People's rights were at the centre of all decision making, Government lawyers argued. Ministers did not see mobility rights and public health in competition with each other but hard choices had to be made in the circumstances. People have to be alive and well to enjoy their freedom of movement. Sacrifices were made by all New Zealanders, here or abroad, whether through lockdowns or border restrictions.
Those public health priorities also extended to New Zealand's diaspora, it was argued, as they enjoy the benefit of a healthy country when they return.
Grounded Kiwis played a delicate game by not explicitly attacking the need for MIQ, but repeatedly arguing there was a tipping point: no one should wait more than three months for entry, regardless of MIQ's limited capacity or the state of the pandemic.
But there are many within the Grounded Kiwis network who have publicly doubted the wisdom of the Government's elimination strategy. In court, their lawyers spoke of wanting to "put a stake in the ground" so we wouldn't ever see these border controls again.

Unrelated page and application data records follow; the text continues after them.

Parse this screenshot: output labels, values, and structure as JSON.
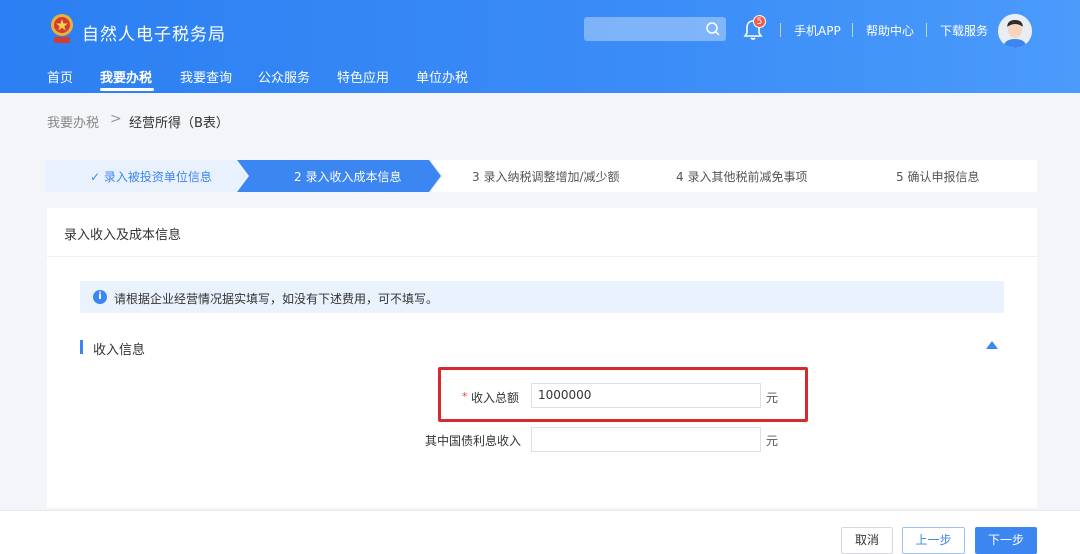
{
  "header": {
    "app_title": "自然人电子税务局",
    "notification_count": "5",
    "links": [
      "手机APP",
      "帮助中心",
      "下载服务"
    ]
  },
  "nav": {
    "items": [
      "首页",
      "我要办税",
      "我要查询",
      "公众服务",
      "特色应用",
      "单位办税"
    ],
    "active_index": 1
  },
  "breadcrumb": {
    "parent": "我要办税",
    "separator": ">",
    "current": "经营所得（B表）"
  },
  "stepper": {
    "steps": [
      {
        "label": "✓ 录入被投资单位信息",
        "state": "done"
      },
      {
        "label": "2 录入收入成本信息",
        "state": "active"
      },
      {
        "label": "3 录入纳税调整增加/减少额",
        "state": "todo"
      },
      {
        "label": "4 录入其他税前减免事项",
        "state": "todo"
      },
      {
        "label": "5 确认申报信息",
        "state": "todo"
      }
    ]
  },
  "card": {
    "title": "录入收入及成本信息",
    "tip": "请根据企业经营情况据实填写，如没有下述费用，可不填写。",
    "section_title": "收入信息",
    "fields": [
      {
        "required": "*",
        "label": "收入总额",
        "value": "1000000",
        "unit": "元"
      },
      {
        "required": "",
        "label": "其中国债利息收入",
        "value": "",
        "unit": "元"
      }
    ]
  },
  "footer": {
    "cancel": "取消",
    "prev": "上一步",
    "next": "下一步"
  },
  "colors": {
    "brand_blue": "#3c86f1",
    "highlight_red": "#d62a2f"
  }
}
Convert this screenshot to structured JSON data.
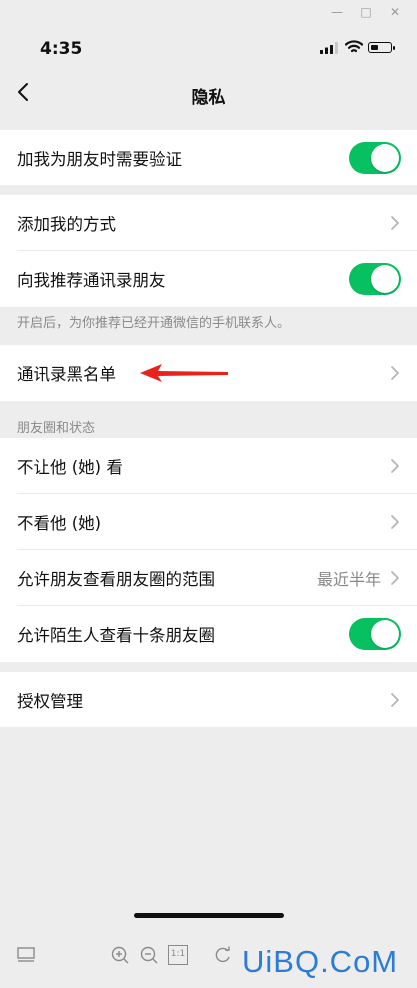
{
  "status_bar": {
    "time": "4:35",
    "battery_level": 0.4
  },
  "nav": {
    "title": "隐私"
  },
  "settings": {
    "verify_label": "加我为朋友时需要验证",
    "verify_enabled": true,
    "add_methods_label": "添加我的方式",
    "recommend_contacts_label": "向我推荐通讯录朋友",
    "recommend_contacts_enabled": true,
    "recommend_hint": "开启后，为你推荐已经开通微信的手机联系人。",
    "blacklist_label": "通讯录黑名单",
    "moments_section_title": "朋友圈和状态",
    "dont_let_see_label": "不让他 (她) 看",
    "dont_see_label": "不看他 (她)",
    "moments_range_label": "允许朋友查看朋友圈的范围",
    "moments_range_value": "最近半年",
    "stranger_ten_label": "允许陌生人查看十条朋友圈",
    "stranger_ten_enabled": true,
    "authorization_label": "授权管理"
  },
  "toolbar": {
    "zoom_ratio_label": "1:1"
  },
  "watermark": {
    "text": "UiBQ.CoM"
  },
  "colors": {
    "toggle_on": "#07c160",
    "background": "#ededed",
    "arrow": "#e8231e",
    "watermark": "#2c7cd6"
  }
}
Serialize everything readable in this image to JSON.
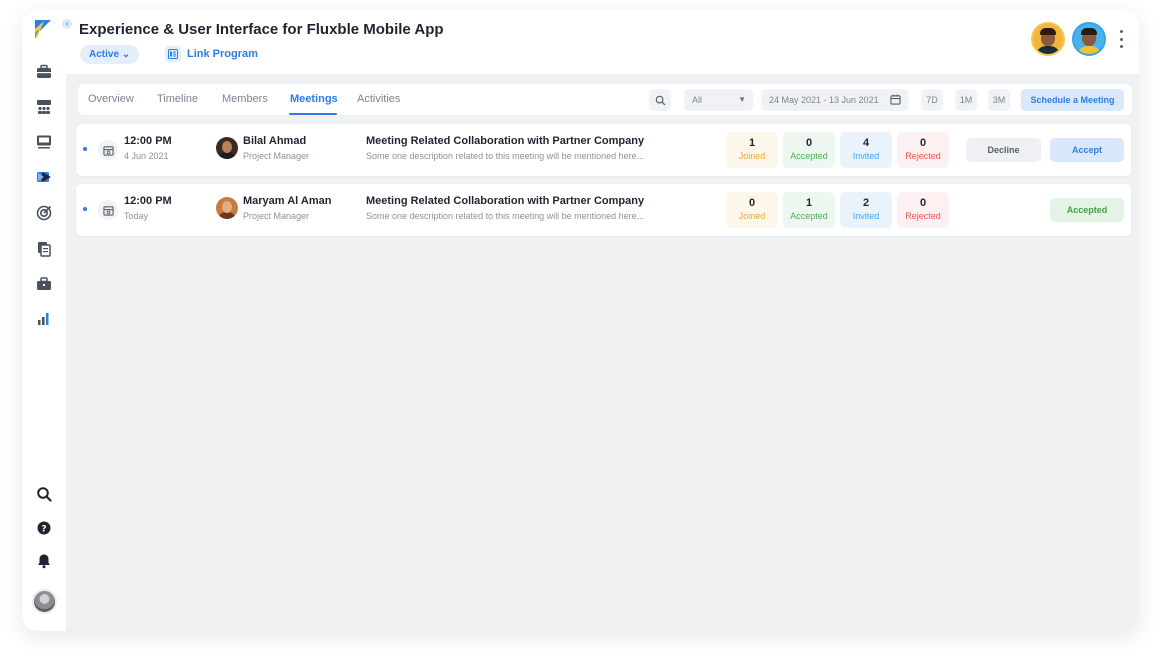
{
  "app": {
    "brand_colors": {
      "accent": "#2e7ce6",
      "logo_blue": "#2e7ce6",
      "logo_yellow": "#f2c94c"
    }
  },
  "sidebar": {
    "top_icons": [
      "briefcase-icon",
      "team-icon",
      "board-icon",
      "campaign-icon",
      "target-icon",
      "documents-icon",
      "toolbox-icon",
      "analytics-icon"
    ],
    "bottom_icons": [
      "search-icon",
      "help-icon",
      "bell-icon"
    ],
    "active_icon": "campaign-icon"
  },
  "header": {
    "title": "Experience & User Interface for Fluxble Mobile App",
    "status": "Active ⌄",
    "link_program": "Link Program"
  },
  "tabs": [
    {
      "label": "Overview",
      "active": false
    },
    {
      "label": "Timeline",
      "active": false
    },
    {
      "label": "Members",
      "active": false
    },
    {
      "label": "Meetings",
      "active": true
    },
    {
      "label": "Activities",
      "active": false
    }
  ],
  "toolbar": {
    "filter_value": "All",
    "date_range": "24 May 2021 - 13 Jun 2021",
    "ranges": [
      "7D",
      "1M",
      "3M"
    ],
    "schedule_button": "Schedule a Meeting"
  },
  "stat_labels": {
    "joined": "Joined",
    "accepted": "Accepted",
    "invited": "Invited",
    "rejected": "Rejected"
  },
  "meetings": [
    {
      "time": "12:00 PM",
      "date": "4 Jun 2021",
      "person": "Bilal Ahmad",
      "role": "Project Manager",
      "title": "Meeting Related Collaboration with Partner Company",
      "description": "Some one description related to this meeting will be mentioned here...",
      "joined": "1",
      "accepted": "0",
      "invited": "4",
      "rejected": "0",
      "decline_label": "Decline",
      "accept_label": "Accept"
    },
    {
      "time": "12:00 PM",
      "date": "Today",
      "person": "Maryam Al Aman",
      "role": "Project Manager",
      "title": "Meeting Related Collaboration with Partner Company",
      "description": "Some one description related to this meeting will be mentioned here...",
      "joined": "0",
      "accepted": "1",
      "invited": "2",
      "rejected": "0",
      "status_label": "Accepted"
    }
  ]
}
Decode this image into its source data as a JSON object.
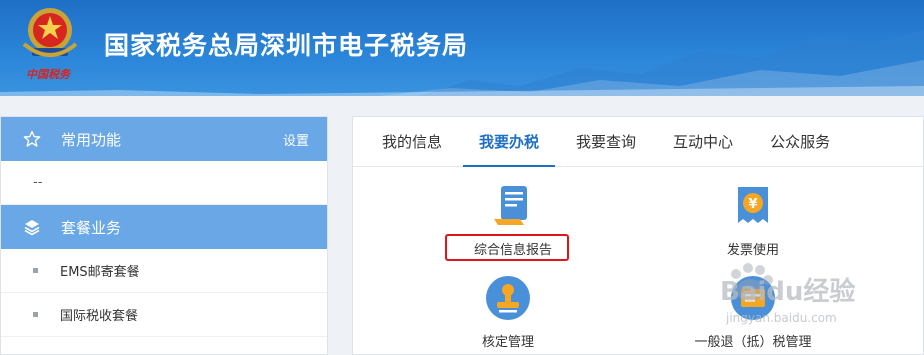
{
  "header": {
    "title": "国家税务总局深圳市电子税务局",
    "brand_script": "中国税务",
    "emblem_icon": "tax-emblem-icon"
  },
  "sidebar": {
    "sections": [
      {
        "icon": "star-icon",
        "label": "常用功能",
        "action": "设置"
      },
      {
        "icon": "layers-icon",
        "label": "套餐业务"
      }
    ],
    "common_items": [
      "--"
    ],
    "package_items": [
      {
        "label": "EMS邮寄套餐"
      },
      {
        "label": "国际税收套餐"
      }
    ]
  },
  "main": {
    "tabs": [
      {
        "label": "我的信息",
        "active": false
      },
      {
        "label": "我要办税",
        "active": true
      },
      {
        "label": "我要查询",
        "active": false
      },
      {
        "label": "互动中心",
        "active": false
      },
      {
        "label": "公众服务",
        "active": false
      }
    ],
    "functions": [
      {
        "label": "综合信息报告",
        "icon": "document-report-icon",
        "highlighted": true
      },
      {
        "label": "发票使用",
        "icon": "invoice-yen-icon"
      },
      {
        "label": "核定管理",
        "icon": "stamp-icon"
      },
      {
        "label": "一般退（抵）税管理",
        "icon": "tax-refund-icon"
      }
    ]
  },
  "colors": {
    "banner": "#1f6fc6",
    "sidebar_section": "#6aa7e6",
    "tab_active": "#1f6fc6",
    "highlight_border": "#e0141b"
  },
  "watermark": {
    "text": "Baidu经验",
    "url_text": "jingyan.baidu.com"
  }
}
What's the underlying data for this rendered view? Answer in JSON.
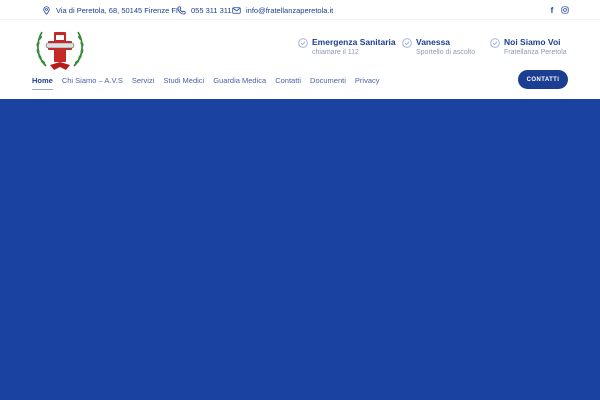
{
  "topbar": {
    "address": "Via di Peretola, 68, 50145 Firenze FI",
    "phone": "055 311 311",
    "email": "info@fratellanzaperetola.it",
    "social": [
      {
        "icon": "facebook-icon",
        "glyph": "f"
      },
      {
        "icon": "instagram-icon",
        "glyph": ""
      }
    ]
  },
  "features": [
    {
      "title": "Emergenza Sanitaria",
      "subtitle": "chiamare il 112",
      "icon": "check-circle-icon"
    },
    {
      "title": "Vanessa",
      "subtitle": "Sportello di ascolto",
      "icon": "check-circle-icon"
    },
    {
      "title": "Noi Siamo Voi",
      "subtitle": "Fratellanza Peretola",
      "icon": "check-circle-icon"
    }
  ],
  "nav": {
    "items": [
      {
        "label": "Home",
        "active": true
      },
      {
        "label": "Chi Siamo – A.V.S",
        "active": false
      },
      {
        "label": "Servizi",
        "active": false
      },
      {
        "label": "Studi Medici",
        "active": false
      },
      {
        "label": "Guardia Medica",
        "active": false
      },
      {
        "label": "Contatti",
        "active": false
      },
      {
        "label": "Documenti",
        "active": false
      },
      {
        "label": "Privacy",
        "active": false
      }
    ],
    "cta_label": "CONTATTI"
  },
  "colors": {
    "brand": "#1c3e92",
    "hero": "#1a42a0",
    "muted": "#8f9bb3"
  }
}
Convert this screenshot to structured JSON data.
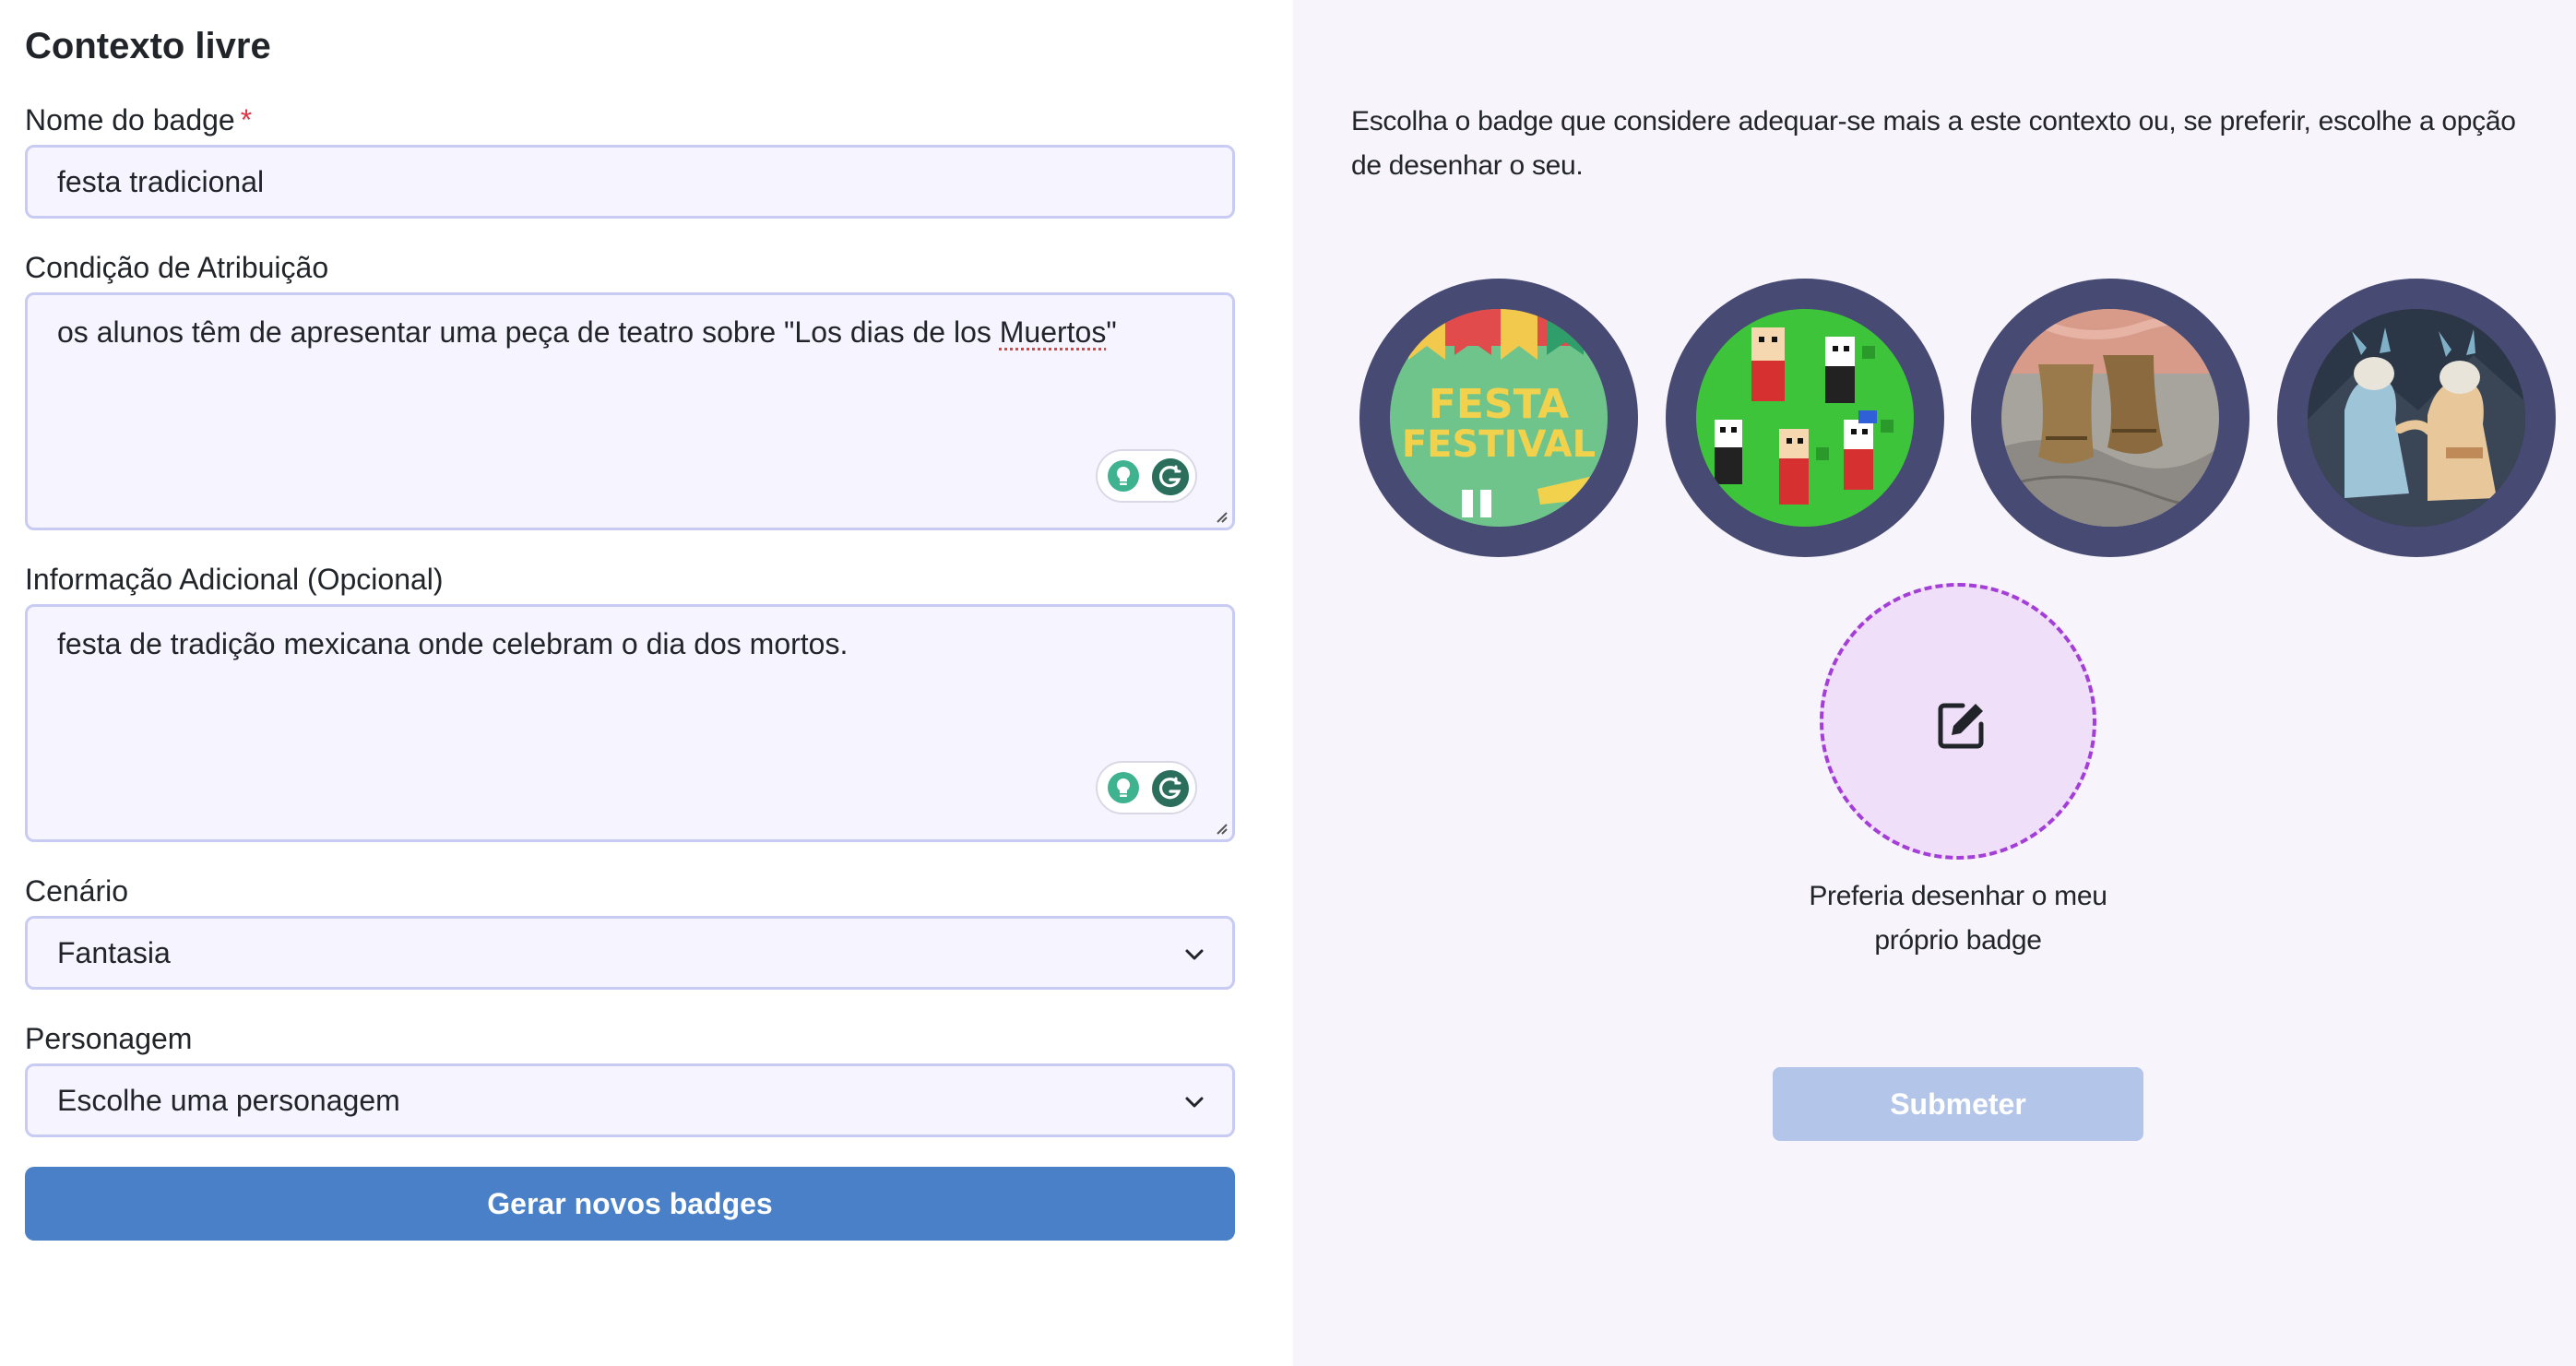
{
  "form": {
    "heading": "Contexto livre",
    "badge_name": {
      "label": "Nome do badge",
      "required_mark": "*",
      "value": "festa tradicional"
    },
    "condition": {
      "label": "Condição de Atribuição",
      "value_before": "os alunos têm de apresentar uma peça de teatro sobre \"Los dias de los ",
      "value_flagged": "Muertos",
      "value_after": "\""
    },
    "extra_info": {
      "label": "Informação Adicional (Opcional)",
      "value": "festa de tradição mexicana onde celebram o dia dos mortos."
    },
    "scenario": {
      "label": "Cenário",
      "selected": "Fantasia"
    },
    "character": {
      "label": "Personagem",
      "selected": "Escolhe uma personagem"
    },
    "generate_button": "Gerar novos badges"
  },
  "badges_panel": {
    "intro": "Escolha o badge que considere adequar-se mais a este contexto ou, se preferir, escolhe a opção de desenhar o seu.",
    "badges": [
      {
        "name": "festa-festival",
        "text": "FESTA",
        "text2": "FESTIVAL"
      },
      {
        "name": "pixel-characters"
      },
      {
        "name": "wooden-feet"
      },
      {
        "name": "illustrated-figures"
      }
    ],
    "draw_own_label": "Preferia desenhar o meu próprio badge",
    "submit_button": "Submeter"
  },
  "colors": {
    "primary_button": "#4a80c8",
    "disabled_button": "#b3c5e8",
    "badge_ring": "#474a72",
    "dashed_accent": "#a43ed8",
    "right_panel_bg": "#f8f4fc"
  }
}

In reply, Government lawyers stressed the crucial role the elimination strategy played throughout the pandemic and its epidemiological foundation. It's difficult to see a judge second guessing a public health game plan that has served New Zealand so well.
Was MIQ fit for purpose?
Grounded Kiwis also took issue with the design and operation of the quarantine system, especially the way spots were allocated, initially through a first-in-first-served system and later a virtual "lobby".
They said alternatives should have been used, including a bespoke risk assessment system for each traveller, more extensive testing and triage, self-isolation and a more sophisticated allocation system. All better, they said, than subjecting returnees to the stress of the random lottery or the earlier free-for-all for open spots.
The Government's lawyers responded by explaining how the systems had evolved over time and why the alternatives Grounded Kiwis wanted either weren't feasible or generated unacceptable risk in the face of an unpredictable virus.
Self-isolation was ripe for exposure events and would have created its own resourcing challenges, they argued. No alternative priority system, especially one trying to grade every applicant's reason for travel, would be perfect. A new set of grievances would no doubt emerge.
Importantly, these alternatives didn't square with the governing risk tolerances and precautionary approach. Director general of health Ashley Bloomfield's evidence recorded that he sought to avoid irreversible decisions with potentially severe negative impacts on health – so much so, he sent out his public advice on key design elements for close peer review.
Ultimately, it's difficult to know what the judge will make of it all. The philosophical attack on MIQ seems unlikely to succeed. But whether the design of systems allocating spots was sufficiently rigorous may still worry the judge.
Given the re-opening border (at least for vaccinated travellers), the best Grounded Kiwis will be able to achieve is a sense of vindication for past burdens – if the judge finds the design or operation of the system in its final throes imposed unjustified limits on the right of return. A decision on that is still some way off.
• Dr Jane Norton, Senior Lecturer in Law, University of Auckland and Dr Dean Knight, Associate Professor of Law, Te Herenga Waka — Victoria University of Wellington